The poem accuses the white Europeans of isolating the aboriginal community from their culture and heritage while striving to let them discover the desperate life of living without identity. It is the exploration of loss that leads the responders to change their moral perception. This is evidenced through the quote “Homeless now they stand and watch as the rain pours down.” The diction of the word “Homeless” is metaphorically refers to the loss of culture which allow the responders to discover the pain of indigenous Australians living with fractured identities in their own country. In addition, the symbolic use of the rain creates an effective imagery of defenceless and isolated which forces the responders to discover the vulnerable life that Indigenous people live in. It is the reoccurring motif of loss in both of her poems that allows the responders to recognize the pain sustained by Indigenous Australians, thus allowing us and the 1960s responders to refine our moral to reconcile the loss.
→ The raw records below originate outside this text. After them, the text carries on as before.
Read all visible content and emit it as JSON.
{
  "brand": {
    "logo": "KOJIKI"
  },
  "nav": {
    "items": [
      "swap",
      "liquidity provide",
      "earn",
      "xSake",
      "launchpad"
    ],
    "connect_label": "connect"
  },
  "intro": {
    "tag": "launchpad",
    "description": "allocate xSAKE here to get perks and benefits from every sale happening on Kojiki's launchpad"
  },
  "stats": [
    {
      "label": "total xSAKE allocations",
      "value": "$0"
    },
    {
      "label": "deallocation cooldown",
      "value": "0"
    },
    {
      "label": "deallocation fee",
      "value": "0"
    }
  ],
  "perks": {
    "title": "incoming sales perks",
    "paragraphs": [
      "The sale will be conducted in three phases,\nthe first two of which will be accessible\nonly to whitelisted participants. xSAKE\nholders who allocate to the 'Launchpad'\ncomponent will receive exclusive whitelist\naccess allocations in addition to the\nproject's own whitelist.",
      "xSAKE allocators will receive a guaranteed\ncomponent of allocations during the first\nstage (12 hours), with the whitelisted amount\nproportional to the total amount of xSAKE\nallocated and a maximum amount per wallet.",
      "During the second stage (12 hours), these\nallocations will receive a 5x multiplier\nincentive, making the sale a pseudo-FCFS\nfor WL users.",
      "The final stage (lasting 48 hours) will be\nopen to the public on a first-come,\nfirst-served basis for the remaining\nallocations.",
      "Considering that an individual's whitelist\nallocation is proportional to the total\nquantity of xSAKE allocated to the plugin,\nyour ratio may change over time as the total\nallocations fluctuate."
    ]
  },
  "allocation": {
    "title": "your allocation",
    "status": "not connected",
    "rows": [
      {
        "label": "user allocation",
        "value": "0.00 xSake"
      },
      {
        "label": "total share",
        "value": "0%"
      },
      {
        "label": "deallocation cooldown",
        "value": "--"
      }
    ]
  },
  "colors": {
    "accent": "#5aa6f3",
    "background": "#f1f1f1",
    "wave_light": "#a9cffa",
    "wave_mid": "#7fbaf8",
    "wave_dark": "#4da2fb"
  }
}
Passage (p. 25) He felt as though he were wandering in the forests of the sea bottom, lost in a monstrous world where he himself was the monster. He was alone. The past was dead, the future unimaginable. Commentary Prior to the passage, Winston sees banners bearing the word "INGSOC", causing him to once again reflect on the changes that the principles of the Party have made in his life. George Orwell uses metaphor, structure, and personification to show corruption of thought, establishing Winston's belief that society must resist the Party.
The author specifically wrote this quote in order to emphasize the grey and dullness of the place with a little bit of exaggeration and so that the reader would have a better understanding of the place. The constant repetition of the word “grey” also helps to emphasize the dullness of the place. The place has a signboard “Doctor T.J. Eckleburg”, which has two gigantic eyes facing the “valley of
In the very beginning of the soliloquy Wolsey is depicted with a bitter tone speaking of how “little good” the court had done for him. He goes on to describe the stages of one’s downfall; which in this case is symbolic to the changes of seasons and the sequence in which they take place and then proceeds to elaborate his dreary tone by speaking of his lack of depth and high blown pride that now must be hidden. The shift in Wolsey’s tone happens dramatically when he claims the world to be something in which contains glory and vanity and states that he “[hates] ye!” This phrase alone depicts Wolsey’s hostility and complex feelings. He later quickly shifts to a tone which contains one of self pity by calling himself a “wretched” man that does by the monarchy. The use of shifts in tones varying throughout the soliloquy reflects Cardinal Wolsey’s struggle to cope with such shocking news.
In conclusion, Fitzgerald uses symbolism in The Great Gatsby to support the theme. The green light shows how someone like Gatsby can want something so bad to put himself through all that pain. He also uses the Valley of Ashes to show the loneliness in the journey of becoming
• “Ralph wept for the end of innocence, the darkness of man’s heart, and the fall through the air of the true, wise friend called Piggy.” (235) Reasoning: This quote that was stated at the end of the book shows the reader and myself that the world of savagery only leads to murder and sorrow. That in fact, humans are not naturally civil. They’re naturally evil and animalistic. And this quote alone could destroy Rousseau’s idea that humans are naturally